By Rayne Carlile, 1st Grade Teacher, Cedar Fork Elementary
I’m a first grade teacher at Cedar Fork Elementary in Wake County. I enjoy creativity, but I also like order and control—I am a teacher, after all. So can creativity and order coexist in the classroom? From my forays into arts integration lesson planning, I’ve found the answer is yes, they can coexist—at least sometimes.
At the suggestion (coercing) of my sister, I attended a United Arts Council Arts Integration Workshop held at the N.C. Museum of Art in December. At that Saturday morning workshop, we made environmentally-focused collages related to curriculum material, including weather. I made a wind-themed collage.
In the Classroom
We were not studying weather in my classroom, but we were beginning our unit on habitats and organisms. I decided to incorporate the collage piece into my unit.
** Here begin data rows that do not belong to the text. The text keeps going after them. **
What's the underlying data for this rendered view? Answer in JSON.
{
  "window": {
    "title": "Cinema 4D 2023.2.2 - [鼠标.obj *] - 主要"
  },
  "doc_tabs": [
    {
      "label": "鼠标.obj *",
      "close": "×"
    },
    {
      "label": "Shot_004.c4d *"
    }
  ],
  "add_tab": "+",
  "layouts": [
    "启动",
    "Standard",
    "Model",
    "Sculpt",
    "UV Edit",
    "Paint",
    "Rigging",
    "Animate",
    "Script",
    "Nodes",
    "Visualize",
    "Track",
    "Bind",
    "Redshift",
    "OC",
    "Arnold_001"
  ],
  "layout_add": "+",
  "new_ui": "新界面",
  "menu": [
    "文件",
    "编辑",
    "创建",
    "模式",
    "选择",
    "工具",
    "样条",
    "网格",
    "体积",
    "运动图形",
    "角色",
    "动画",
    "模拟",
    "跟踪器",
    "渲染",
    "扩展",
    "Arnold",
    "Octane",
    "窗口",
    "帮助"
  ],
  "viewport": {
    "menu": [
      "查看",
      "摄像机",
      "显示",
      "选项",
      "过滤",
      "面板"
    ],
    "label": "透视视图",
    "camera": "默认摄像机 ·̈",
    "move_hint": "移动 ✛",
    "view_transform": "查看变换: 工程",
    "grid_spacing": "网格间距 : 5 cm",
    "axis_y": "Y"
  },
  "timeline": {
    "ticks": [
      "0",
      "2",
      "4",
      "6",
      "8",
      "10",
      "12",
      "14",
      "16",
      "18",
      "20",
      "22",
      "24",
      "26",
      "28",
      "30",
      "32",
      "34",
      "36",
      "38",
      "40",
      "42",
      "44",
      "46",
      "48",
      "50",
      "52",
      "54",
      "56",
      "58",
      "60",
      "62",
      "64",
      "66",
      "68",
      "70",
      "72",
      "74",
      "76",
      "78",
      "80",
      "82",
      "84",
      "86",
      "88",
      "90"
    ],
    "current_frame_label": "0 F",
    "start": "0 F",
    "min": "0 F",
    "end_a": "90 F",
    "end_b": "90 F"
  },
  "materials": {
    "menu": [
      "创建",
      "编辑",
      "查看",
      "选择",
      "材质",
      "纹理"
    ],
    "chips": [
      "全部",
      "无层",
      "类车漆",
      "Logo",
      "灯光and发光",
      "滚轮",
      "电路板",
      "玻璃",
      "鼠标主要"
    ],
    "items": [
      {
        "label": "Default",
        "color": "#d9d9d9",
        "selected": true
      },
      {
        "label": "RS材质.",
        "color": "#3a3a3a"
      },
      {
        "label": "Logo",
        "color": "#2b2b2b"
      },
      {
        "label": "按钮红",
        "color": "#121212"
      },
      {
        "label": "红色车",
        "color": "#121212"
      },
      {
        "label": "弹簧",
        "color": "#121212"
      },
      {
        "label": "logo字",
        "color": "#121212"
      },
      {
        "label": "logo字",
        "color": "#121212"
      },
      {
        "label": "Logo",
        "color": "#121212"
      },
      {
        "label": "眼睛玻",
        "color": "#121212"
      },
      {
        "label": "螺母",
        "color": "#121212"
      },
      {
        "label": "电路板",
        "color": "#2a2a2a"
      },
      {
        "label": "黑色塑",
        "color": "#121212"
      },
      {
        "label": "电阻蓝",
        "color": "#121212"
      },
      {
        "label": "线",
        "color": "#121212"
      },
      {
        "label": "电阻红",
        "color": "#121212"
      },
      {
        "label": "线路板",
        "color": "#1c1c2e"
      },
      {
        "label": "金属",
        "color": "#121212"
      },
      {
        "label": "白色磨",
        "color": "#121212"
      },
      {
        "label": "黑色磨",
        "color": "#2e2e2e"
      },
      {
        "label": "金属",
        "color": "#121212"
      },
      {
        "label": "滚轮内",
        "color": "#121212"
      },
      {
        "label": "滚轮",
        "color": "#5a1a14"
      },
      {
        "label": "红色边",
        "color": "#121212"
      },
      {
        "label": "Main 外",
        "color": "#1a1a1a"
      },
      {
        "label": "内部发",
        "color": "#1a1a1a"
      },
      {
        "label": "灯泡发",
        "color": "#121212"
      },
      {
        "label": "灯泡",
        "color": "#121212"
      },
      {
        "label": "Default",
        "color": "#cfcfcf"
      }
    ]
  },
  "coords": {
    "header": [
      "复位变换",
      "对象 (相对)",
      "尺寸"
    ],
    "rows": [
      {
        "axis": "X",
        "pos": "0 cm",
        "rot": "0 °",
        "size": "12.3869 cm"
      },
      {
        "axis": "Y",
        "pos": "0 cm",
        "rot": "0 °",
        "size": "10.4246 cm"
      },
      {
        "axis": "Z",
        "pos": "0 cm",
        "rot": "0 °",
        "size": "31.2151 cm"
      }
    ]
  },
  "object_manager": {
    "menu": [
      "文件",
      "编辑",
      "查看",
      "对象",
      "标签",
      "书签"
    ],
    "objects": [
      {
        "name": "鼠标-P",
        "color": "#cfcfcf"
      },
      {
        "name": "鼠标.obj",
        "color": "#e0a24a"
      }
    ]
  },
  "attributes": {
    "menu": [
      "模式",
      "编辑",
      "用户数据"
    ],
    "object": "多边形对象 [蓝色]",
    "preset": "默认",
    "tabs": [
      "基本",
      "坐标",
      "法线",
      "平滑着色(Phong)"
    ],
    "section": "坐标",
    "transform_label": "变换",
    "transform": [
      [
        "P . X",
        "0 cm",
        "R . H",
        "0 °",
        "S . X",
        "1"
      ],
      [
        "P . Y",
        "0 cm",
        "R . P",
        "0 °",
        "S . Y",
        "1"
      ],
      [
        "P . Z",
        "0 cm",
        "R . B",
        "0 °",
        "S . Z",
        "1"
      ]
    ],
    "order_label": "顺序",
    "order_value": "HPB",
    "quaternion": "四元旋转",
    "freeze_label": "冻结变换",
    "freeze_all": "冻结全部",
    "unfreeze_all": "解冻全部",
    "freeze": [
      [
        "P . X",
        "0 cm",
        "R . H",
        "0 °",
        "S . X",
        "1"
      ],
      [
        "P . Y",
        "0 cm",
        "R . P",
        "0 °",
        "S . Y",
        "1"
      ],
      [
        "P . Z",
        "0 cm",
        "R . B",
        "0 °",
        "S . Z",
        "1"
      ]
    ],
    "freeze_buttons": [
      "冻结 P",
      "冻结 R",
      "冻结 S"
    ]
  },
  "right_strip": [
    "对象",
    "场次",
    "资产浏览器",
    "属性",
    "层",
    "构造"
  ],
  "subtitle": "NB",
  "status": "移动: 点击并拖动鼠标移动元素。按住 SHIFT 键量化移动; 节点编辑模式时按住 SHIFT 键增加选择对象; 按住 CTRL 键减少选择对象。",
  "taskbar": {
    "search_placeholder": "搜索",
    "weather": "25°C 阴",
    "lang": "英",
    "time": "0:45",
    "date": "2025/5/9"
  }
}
Then I shared the lesson with the whole first grade team with the confidence that the workshop had addressed the specific learning standards and skills we were incorporating.
For our habitat unit we had made an aquarium with plants, snails, pill bugs etc. As a culminating activity, I asked the students to recreate the underwater habitat through collage.
So this is what we did. We used a lot of leftover art supplies. We bought nothing new. Children brought in extra feathers and tissue paper from home. The art teacher shared construction paper and glue. And my favorite addition—we received discontinued wallpaper samples—multi-colored, patterned, purple. It was wonderful.
And what was I nervous about? I thought the classroom might erupt in chaos. I thought the amount of unrestricted movement around the room to gather supplies would prove too much. I imagined teachers peaking in from other rooms to make sure I was OK. Students fighting over a coveted piece of wallpaper. I was nervous about the same things many other teachers would be concerned about when trying a new, more free form activity in the classroom.
But...none of those scenarios happened.
The most remarkable thing was how well mannered and polite the children were throughout the process. They shared supplies generously and the mood was eerily calm. Genuinely engaged in a creative process, they could not and would not be easily distracted.
Final Product vs. Process
The process is clearly important in the creative process. But the final products were so adorable and made with such care, it’d be impossible not to love them too. Abstract in every way, the students could tell you exactly what every feather and piece of tissue paper represented on their creations.
I learned a lot from the arts integration workshop, and even more from integrating art into a real lesson in my classroom.
The student takeaway is the real glory in this experiment. Students had the chance to be genuinely creative—a piece that is missing in so much classroom instruction these days.
So yes, order and creativity can coexist, and it did in the ways I had hoped it would. But I also found that letting go of order is really the best test in any classroom. And, letting go can be the best way for students to experiment in the chaos that is true creativity.
If you’re a teacher in Wake County, I hope you’ll join me at the United Arts Council Arts Integration Institute this summer for a chance to immerse ourselves in the chaos of art. A chance to recharge. And a chance to be inspired so we can keep inspiring our students next year!
Have a story to share about Arts Integration in your classroom? We'd love to hear from you.